After complaints from customers of stale, flavorless crust, Domino’s promised change and documented its efforts to come up with better tasting pizza.
Paul's prescription that his own party should undergo a public reinvention comes one year after the Republican National Committee engaged in what has come to be known as a post-election loss "autopsy." It was an analysis of its shortcomings following President Barack Obama’s reelection.
Paul, a high-profile conservative figure, is seriously considering a run for the White House in 2016.
Further stirring speculation of a presidential run, Paul has been reaching out to historically less-friendly demographic territory for Republicans - like the notoriously liberal-leaning student body at UC Berkeley - to spread his message of limited-government libertarianism.
Asked during the question-and-answer part of the forum whether his apparent attempt to step into previously uncharted territory for Republican candidates is also an effort to broaden personal appeal as he contemplates a run for higher office, Paul said, "Maybe."
"Part of it might be that," he said to applause.
Paul said that a candidate who champions individuals' rights against government infringement should appeal to a wide audience given the state of the war on drugs and the United States' justice system.
"Think about it. If you're African American, Japanese American, Jewish American, Hispanic - have there every been times when the government didn't treat you fairly?

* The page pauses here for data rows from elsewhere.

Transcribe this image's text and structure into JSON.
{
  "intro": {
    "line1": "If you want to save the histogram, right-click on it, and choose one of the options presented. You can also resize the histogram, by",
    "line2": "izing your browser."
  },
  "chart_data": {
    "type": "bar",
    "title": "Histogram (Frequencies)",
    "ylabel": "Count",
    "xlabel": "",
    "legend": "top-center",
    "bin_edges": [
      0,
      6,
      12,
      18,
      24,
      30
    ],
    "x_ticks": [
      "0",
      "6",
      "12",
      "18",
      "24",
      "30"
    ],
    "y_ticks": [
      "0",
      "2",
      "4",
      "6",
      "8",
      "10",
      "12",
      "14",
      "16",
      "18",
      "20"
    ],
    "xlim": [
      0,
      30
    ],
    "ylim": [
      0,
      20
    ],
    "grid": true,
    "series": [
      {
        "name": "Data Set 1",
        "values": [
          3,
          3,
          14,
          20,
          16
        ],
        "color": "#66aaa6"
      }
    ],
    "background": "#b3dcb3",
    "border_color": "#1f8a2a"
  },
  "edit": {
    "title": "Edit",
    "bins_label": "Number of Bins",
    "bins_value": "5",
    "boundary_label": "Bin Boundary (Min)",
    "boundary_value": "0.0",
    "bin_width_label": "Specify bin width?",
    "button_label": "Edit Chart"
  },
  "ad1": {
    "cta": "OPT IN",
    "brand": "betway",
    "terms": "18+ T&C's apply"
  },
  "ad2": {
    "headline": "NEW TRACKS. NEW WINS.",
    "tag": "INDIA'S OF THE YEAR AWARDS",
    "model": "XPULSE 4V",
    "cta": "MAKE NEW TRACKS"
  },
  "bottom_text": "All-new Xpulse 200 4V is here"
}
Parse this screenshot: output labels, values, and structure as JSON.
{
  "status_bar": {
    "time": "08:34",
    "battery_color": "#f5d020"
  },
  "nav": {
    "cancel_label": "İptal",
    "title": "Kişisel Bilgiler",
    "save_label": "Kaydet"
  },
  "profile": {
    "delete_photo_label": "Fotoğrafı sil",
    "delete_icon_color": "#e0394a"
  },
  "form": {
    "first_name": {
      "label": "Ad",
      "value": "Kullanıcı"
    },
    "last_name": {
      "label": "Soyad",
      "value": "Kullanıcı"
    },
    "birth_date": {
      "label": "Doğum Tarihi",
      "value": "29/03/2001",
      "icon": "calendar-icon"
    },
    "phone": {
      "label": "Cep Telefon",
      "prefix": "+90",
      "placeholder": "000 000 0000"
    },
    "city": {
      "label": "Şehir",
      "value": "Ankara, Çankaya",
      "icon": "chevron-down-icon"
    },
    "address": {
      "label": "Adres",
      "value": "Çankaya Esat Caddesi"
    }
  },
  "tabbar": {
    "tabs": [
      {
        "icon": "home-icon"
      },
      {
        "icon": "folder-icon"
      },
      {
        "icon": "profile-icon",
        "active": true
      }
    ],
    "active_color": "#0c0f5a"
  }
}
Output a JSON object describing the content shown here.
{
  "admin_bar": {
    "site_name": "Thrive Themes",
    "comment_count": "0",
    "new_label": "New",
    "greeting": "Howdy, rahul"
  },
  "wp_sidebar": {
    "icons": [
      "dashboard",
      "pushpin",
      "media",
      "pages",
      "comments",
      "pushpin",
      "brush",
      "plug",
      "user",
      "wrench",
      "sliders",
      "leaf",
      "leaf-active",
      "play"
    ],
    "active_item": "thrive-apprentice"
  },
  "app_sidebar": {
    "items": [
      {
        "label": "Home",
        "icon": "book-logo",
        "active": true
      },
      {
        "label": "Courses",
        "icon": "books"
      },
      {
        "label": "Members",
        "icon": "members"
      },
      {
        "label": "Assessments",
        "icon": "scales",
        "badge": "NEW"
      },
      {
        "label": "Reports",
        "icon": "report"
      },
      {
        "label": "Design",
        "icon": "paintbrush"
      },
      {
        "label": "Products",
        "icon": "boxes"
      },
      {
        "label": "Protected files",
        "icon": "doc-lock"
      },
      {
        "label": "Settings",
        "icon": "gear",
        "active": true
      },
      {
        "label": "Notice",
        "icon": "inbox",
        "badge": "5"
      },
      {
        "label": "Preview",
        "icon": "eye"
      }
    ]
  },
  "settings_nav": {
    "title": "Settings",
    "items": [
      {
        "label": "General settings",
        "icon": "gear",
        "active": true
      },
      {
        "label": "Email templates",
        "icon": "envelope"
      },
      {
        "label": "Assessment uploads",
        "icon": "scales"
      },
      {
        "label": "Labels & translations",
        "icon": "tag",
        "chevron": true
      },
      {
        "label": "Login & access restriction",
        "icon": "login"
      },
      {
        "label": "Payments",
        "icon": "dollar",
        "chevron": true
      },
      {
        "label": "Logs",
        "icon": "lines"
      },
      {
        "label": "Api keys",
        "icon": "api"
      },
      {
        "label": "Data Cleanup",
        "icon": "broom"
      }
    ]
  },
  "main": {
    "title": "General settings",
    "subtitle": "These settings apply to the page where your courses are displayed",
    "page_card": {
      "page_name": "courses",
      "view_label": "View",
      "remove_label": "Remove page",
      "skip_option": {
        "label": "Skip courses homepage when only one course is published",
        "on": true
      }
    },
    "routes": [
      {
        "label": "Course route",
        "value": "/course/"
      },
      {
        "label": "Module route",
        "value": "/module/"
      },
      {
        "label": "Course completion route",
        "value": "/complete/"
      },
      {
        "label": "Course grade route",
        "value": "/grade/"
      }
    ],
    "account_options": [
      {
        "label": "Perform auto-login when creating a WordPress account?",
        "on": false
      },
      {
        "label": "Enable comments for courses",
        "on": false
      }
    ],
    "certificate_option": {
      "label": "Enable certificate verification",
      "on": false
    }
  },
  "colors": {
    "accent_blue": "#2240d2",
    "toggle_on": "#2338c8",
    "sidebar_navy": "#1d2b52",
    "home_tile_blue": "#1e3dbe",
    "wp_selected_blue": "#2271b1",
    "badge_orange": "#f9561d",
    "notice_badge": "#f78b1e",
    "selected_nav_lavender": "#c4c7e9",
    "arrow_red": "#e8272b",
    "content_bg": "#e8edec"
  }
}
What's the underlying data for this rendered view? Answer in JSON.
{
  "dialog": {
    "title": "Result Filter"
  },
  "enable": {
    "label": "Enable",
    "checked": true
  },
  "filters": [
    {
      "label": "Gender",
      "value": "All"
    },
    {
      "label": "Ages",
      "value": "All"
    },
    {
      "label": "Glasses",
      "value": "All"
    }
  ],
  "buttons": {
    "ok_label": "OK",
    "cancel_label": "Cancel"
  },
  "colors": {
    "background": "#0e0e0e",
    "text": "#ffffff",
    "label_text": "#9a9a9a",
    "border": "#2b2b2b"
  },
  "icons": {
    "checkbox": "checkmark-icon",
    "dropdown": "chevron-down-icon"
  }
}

Have there ever been times when you said, you know what, the war on drugs has had a racial outcome," Paul said.
"Maybe a candidate who would stand up and say everybody deserves their day in court. The law should not have a racial outcome," he said. "Maybe then people would say, ‘I always hated those Republicans and their crust sucks but maybe there's some new Republicans.’ Maybe there will be a new GOP."
Paul, like his father, former presidential candidate and libertarian icon Ron Paul, has generated a sizable following among a younger generation.
Keenly aware of his student-age audience, Paul's pizza analogy could appeal to a demographic that helped launch Barack Obama from Illinois senator to the Oval Office - millennials.
A recent CNN/ORC International poll shows Paul is at the top of a crowded field of potential Republican presidential candidates, with 16% support among Republicans nationwide.